EXERCISE OBJECTIVE
Across the whole listing, filter for the string "Senior" and copy every line that has it.

THE INPUT

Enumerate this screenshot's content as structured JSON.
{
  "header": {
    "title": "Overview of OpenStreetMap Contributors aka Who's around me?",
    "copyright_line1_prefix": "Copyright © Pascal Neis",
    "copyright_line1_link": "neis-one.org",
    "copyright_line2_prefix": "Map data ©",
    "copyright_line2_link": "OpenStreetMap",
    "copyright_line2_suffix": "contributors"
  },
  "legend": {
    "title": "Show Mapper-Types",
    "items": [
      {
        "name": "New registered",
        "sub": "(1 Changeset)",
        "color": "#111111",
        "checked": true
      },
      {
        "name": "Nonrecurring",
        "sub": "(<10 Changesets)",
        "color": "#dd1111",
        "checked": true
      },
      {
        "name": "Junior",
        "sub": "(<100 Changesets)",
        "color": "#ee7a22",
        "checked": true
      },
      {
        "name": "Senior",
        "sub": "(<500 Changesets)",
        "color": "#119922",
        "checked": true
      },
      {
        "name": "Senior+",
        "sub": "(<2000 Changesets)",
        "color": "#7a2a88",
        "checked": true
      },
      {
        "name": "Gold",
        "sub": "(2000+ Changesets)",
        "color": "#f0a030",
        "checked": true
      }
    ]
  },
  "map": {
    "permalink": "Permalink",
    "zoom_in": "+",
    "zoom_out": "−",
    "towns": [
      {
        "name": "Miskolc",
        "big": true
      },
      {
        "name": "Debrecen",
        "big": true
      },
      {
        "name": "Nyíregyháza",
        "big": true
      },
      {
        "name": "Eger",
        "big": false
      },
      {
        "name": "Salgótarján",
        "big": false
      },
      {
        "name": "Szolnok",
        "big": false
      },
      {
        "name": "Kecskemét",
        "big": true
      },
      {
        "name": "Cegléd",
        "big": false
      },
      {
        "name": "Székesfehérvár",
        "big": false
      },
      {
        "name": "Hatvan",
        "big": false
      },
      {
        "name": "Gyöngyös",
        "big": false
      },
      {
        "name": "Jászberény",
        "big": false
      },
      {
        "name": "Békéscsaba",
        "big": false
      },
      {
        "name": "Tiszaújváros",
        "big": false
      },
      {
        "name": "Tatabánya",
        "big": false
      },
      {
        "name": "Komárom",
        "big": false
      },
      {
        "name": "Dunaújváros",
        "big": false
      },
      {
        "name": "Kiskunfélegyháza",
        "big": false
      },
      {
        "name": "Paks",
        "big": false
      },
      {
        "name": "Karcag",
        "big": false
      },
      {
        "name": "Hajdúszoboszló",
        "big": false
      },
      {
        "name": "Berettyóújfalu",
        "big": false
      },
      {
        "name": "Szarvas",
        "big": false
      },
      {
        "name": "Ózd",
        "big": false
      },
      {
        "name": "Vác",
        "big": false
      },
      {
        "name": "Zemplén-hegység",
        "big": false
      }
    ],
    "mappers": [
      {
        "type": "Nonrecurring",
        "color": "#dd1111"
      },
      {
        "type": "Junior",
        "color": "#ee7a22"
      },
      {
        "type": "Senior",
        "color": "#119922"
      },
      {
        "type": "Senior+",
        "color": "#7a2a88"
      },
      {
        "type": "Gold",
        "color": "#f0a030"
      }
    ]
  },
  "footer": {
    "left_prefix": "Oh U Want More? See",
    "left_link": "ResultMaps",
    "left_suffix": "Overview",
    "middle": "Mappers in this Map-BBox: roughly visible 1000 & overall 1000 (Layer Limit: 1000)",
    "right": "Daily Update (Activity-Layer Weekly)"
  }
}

ANSWER BELOW
        "name": "Senior",
        "name": "Senior+",
        "type": "Senior",
        "type": "Senior+",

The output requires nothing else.